2 Nirmita Panchal, “The Implications of COVID-19 for Mental Health and Substance Use,” Kaiser Family Foundation, August 21, 2020.
3 Stephanie Doupnik, “Examining Hospitals’ Role in Preventing Youth Suicide,” Children’s Hospital of Philadelphia, September 10, 2018.
4 Ibid.
5 Panchal, August 21, 2020.
6 Ibid.
7 Ronald C. Kessler, Kathleen R. Merikangas, and Philip S. Wang, “Prevalence, Comorbidity, and Service Utilization for Mood Disorders in the United States at the Beginning of the Twenty-First Century,” Annual Review of Clinical Psychology, Vol. 3, 2007; pp. 137–158.
8 Erkki Isometsä, “Suicidal Behavior in Mood Disorders—Who, When, and Why?,” The Canadian Journal of Psychiatry, March 1, 2014.
9 World Health Organization, Pandemic Influenza Preparedness and Response, 2009.

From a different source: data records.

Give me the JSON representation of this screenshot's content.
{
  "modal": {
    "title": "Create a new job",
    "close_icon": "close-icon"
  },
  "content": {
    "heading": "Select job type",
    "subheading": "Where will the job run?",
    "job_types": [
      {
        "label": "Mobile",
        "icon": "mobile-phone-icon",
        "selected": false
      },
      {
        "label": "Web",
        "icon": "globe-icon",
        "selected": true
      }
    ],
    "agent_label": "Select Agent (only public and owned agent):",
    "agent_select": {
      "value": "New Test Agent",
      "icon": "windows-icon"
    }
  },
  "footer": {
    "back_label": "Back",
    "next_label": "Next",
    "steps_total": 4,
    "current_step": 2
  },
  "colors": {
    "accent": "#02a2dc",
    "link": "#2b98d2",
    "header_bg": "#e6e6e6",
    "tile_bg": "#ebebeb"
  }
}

1o Mariah DeYoung et al., a href=”https://www.pinerest.org/media/Preparing-Michigan-for-the-Behavioral-Health-Impact-of-COVID-19-Report.pdf” target=”_blank”>Preparing Michigan for the Behavioral Health Impact of COVID-19, Pine Rest Christian Mental Health Services, June 13, 2020.
11 American College Health Association National College Health Assessment III, SPRING 2020 Reference Group Executive Summary.
12 CDC, “Health Equity Considerations and Racial and Ethnic Minority Groups,” July 24, 2020.
13 Bre-Ann Slay, “COVID-19 Will Intensify Education Inequities for Black Students,” Diverse, May 20, 2020.
14 Doupnik, September 10, 2018.
15 Rebecca Clay, “COVID-19 and Suicide,” American Psychological Association, June 1, 2020.
16 Mark A. Reger, Ian H. Stanley, and Thomas E. Joiner, “Suicide Mortality and Coronavirus Disease 2019—A Perfect Storm?,” JAMA Psychiatry, April 10, 2020.
17 National Association of School Psychologists, “Preventing Youth Suicide: Tips for Parents and Educators.”